The exhibition begins in the heart of the palace – the Teatro Farnese – a masterpiece of seventeenth-century architecture, modelled on the Vitruvian theatre built by Giovan Battista Aleotti, the Ferrara architect with previous experience of designing theatres. It was commissioned by Ranuccio I, fourth Duke of Parma and Piacenza, to celebrate with great pomp and circumstance the visit – which never actually took place – of the Grand-Duke of Tuscany Cosimo II de’ Medici on his journey to Milan to visit the tomb of St. Charles Borromeo. Completed in 1619, it was another nine years before the theatre opened, to host the celebrations for the marriage between Margherita de’ Medici and Odoardo Farnese, Duke of Parma; it was only pressed into service eight times between then and 1732, because of the complexity of the installations, the set machinery and sheer cost of the productions. After a series of vicissitudes, it was bombed during World War II and was not reclaimed as part of the city heritage again until 1965.
The FORNASETTI Theatrum Mundi exhibition unfolds in step with the main themes of the multifaceted artist’s work – from his reinterpretations of ruins and fondness for fragments of the past, through architecture, music, design, graphics, collecting , everyday objects and illusionist and dreamlike works. The many objects fuelled by Fornasetti’s imagination set up a powerful dialogue with the historic Pilotta spaces, echoing its cultural, philosophical, lyrical and imaginative dimension and making it a real theatre of the world. The idea for the Theatrum Mundi was formulated by the Neo-Platonic rhetorician Giulio Camillo (1480-1544) who arranged figures and symbols inside the Vitruvian theatre in a very precise order, intending it to function as a sort of artificial mind, allowing the imagination free rein to try and comprehend, reconstruct and interpret the word – a concept that resonates powerfully with Fornasetti’s fervid, imaginative creativity. Driven by these elective affinities, the exhibition has put hundreds of works by the Atelier - founded by the artist in Fifties Milan – on show amongst the Pilotta collections, along with short texts by Piero and his son Barnaba, and quotes chosen by other authors that contain ideas and keywords. The result is a Theatrum in the sixteenth-century meaning of the word, harnessing the world’s infinite variety through the encyclopaedic totality of knowledge to which both Renaissance, eighteenth-century and contemporary classicism aspired, the latter delivered in Fornasetti’s whimsical hallmark style.

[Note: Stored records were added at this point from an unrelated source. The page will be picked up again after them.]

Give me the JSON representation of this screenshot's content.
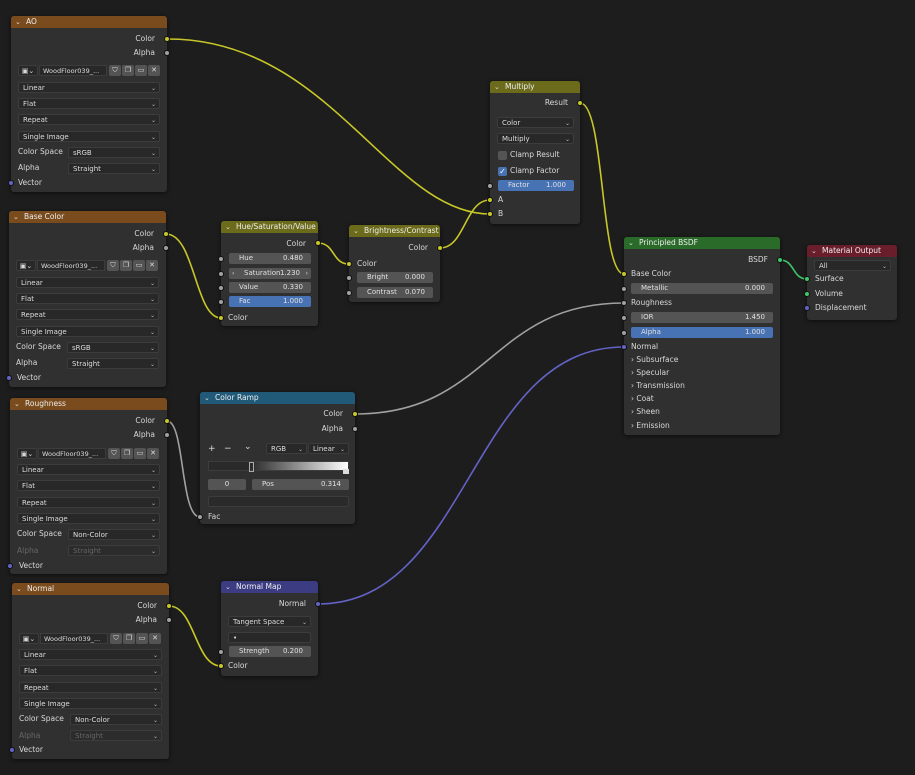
{
  "nodes": {
    "ao": {
      "title": "AO",
      "out_color": "Color",
      "out_alpha": "Alpha",
      "image": "WoodFloor039_...",
      "interpolation": "Linear",
      "projection": "Flat",
      "extension": "Repeat",
      "source": "Single Image",
      "color_space_label": "Color Space",
      "color_space": "sRGB",
      "alpha_label": "Alpha",
      "alpha_mode": "Straight",
      "in_vector": "Vector"
    },
    "base_color": {
      "title": "Base Color",
      "out_color": "Color",
      "out_alpha": "Alpha",
      "image": "WoodFloor039_...",
      "interpolation": "Linear",
      "projection": "Flat",
      "extension": "Repeat",
      "source": "Single Image",
      "color_space_label": "Color Space",
      "color_space": "sRGB",
      "alpha_label": "Alpha",
      "alpha_mode": "Straight",
      "in_vector": "Vector"
    },
    "roughness": {
      "title": "Roughness",
      "out_color": "Color",
      "out_alpha": "Alpha",
      "image": "WoodFloor039_...",
      "interpolation": "Linear",
      "projection": "Flat",
      "extension": "Repeat",
      "source": "Single Image",
      "color_space_label": "Color Space",
      "color_space": "Non-Color",
      "alpha_label": "Alpha",
      "alpha_mode": "Straight",
      "in_vector": "Vector"
    },
    "normal": {
      "title": "Normal",
      "out_color": "Color",
      "out_alpha": "Alpha",
      "image": "WoodFloor039_...",
      "interpolation": "Linear",
      "projection": "Flat",
      "extension": "Repeat",
      "source": "Single Image",
      "color_space_label": "Color Space",
      "color_space": "Non-Color",
      "alpha_label": "Alpha",
      "alpha_mode": "Straight",
      "in_vector": "Vector"
    },
    "hsv": {
      "title": "Hue/Saturation/Value",
      "out_color": "Color",
      "hue_label": "Hue",
      "hue": "0.480",
      "saturation_label": "Saturation",
      "saturation": "1.230",
      "value_label": "Value",
      "value": "0.330",
      "fac_label": "Fac",
      "fac": "1.000",
      "in_color": "Color"
    },
    "bc": {
      "title": "Brightness/Contrast",
      "out_color": "Color",
      "in_color": "Color",
      "bright_label": "Bright",
      "bright": "0.000",
      "contrast_label": "Contrast",
      "contrast": "0.070"
    },
    "multiply": {
      "title": "Multiply",
      "out_result": "Result",
      "data_type": "Color",
      "blend_mode": "Multiply",
      "clamp_result": "Clamp Result",
      "clamp_factor": "Clamp Factor",
      "factor_label": "Factor",
      "factor": "1.000",
      "in_a": "A",
      "in_b": "B"
    },
    "ramp": {
      "title": "Color Ramp",
      "out_color": "Color",
      "out_alpha": "Alpha",
      "add": "+",
      "remove": "−",
      "menu": "⌄",
      "color_mode": "RGB",
      "interp": "Linear",
      "index": "0",
      "pos_label": "Pos",
      "pos": "0.314",
      "in_fac": "Fac"
    },
    "normal_map": {
      "title": "Normal Map",
      "out_normal": "Normal",
      "space": "Tangent Space",
      "uv": "•",
      "strength_label": "Strength",
      "strength": "0.200",
      "in_color": "Color"
    },
    "bsdf": {
      "title": "Principled BSDF",
      "out_bsdf": "BSDF",
      "base_color": "Base Color",
      "metallic_label": "Metallic",
      "metallic": "0.000",
      "roughness": "Roughness",
      "ior_label": "IOR",
      "ior": "1.450",
      "alpha_label": "Alpha",
      "alpha": "1.000",
      "normal": "Normal",
      "subsurface": "Subsurface",
      "specular": "Specular",
      "transmission": "Transmission",
      "coat": "Coat",
      "sheen": "Sheen",
      "emission": "Emission"
    },
    "output": {
      "title": "Material Output",
      "target": "All",
      "surface": "Surface",
      "volume": "Volume",
      "displacement": "Displacement"
    }
  },
  "colors": {
    "background": "#1d1d1d",
    "texture_header": "#7a4b1d",
    "color_header": "#6b6b1b",
    "converter_header": "#215a78",
    "vector_header": "#3c3c83",
    "shader_header": "#2a6b2a",
    "output_header": "#6a1e2c",
    "socket_color": "#c7c729",
    "socket_float": "#a1a1a1",
    "socket_vector": "#6363c7",
    "socket_shader": "#3fc76a",
    "accent_blue": "#4772b3"
  }
}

Curated by Barnaba Fornasetti, Artistic Director of the Milanese Atelier, and Valeria Manzi, Co-Curator of Cultural Activities and President of the Fornasetti Cult Association, in scientific partnership with Simone Verde, Director of the Pilotta Monumental Complex, the exhibition is designed to breathe new life into the inbuilt classicity of the centuries-old history of the independent Parma-based institution, seen through the lens of contemporary design.

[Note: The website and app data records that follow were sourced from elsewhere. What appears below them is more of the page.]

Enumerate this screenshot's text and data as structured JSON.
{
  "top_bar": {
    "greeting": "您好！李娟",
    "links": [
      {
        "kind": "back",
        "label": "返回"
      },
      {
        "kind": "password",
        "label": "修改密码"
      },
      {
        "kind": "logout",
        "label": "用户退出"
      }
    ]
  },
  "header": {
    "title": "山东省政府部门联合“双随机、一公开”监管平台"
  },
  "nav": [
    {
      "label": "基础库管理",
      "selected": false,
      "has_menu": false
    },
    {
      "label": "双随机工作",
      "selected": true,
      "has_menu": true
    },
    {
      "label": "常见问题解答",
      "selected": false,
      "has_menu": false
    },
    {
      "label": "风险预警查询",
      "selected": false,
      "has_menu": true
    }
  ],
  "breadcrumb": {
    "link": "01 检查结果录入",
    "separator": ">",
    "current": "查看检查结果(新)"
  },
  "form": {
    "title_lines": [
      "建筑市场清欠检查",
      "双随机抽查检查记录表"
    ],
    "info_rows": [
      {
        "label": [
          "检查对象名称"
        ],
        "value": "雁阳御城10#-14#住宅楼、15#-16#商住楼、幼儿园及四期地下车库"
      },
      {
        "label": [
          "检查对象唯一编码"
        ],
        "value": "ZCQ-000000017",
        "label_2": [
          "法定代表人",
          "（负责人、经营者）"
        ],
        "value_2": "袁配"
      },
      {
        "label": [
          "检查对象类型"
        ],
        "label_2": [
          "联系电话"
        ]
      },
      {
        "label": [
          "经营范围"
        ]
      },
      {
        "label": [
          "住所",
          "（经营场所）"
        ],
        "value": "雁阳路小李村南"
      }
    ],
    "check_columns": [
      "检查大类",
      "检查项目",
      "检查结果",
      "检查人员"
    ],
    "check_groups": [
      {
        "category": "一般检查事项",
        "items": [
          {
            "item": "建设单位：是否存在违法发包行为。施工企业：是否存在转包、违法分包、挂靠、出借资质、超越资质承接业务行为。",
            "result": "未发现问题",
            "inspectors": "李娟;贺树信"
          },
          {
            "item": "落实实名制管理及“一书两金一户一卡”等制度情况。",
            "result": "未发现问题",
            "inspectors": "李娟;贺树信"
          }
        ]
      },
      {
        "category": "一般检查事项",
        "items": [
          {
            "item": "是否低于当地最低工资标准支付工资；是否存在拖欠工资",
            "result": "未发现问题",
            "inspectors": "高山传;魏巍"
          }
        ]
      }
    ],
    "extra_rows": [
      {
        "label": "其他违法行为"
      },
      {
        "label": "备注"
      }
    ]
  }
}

From 3rd June to 14th February 2021
Complesso Monumentale della Pilotta
3 Piazza della Pilotta, Parma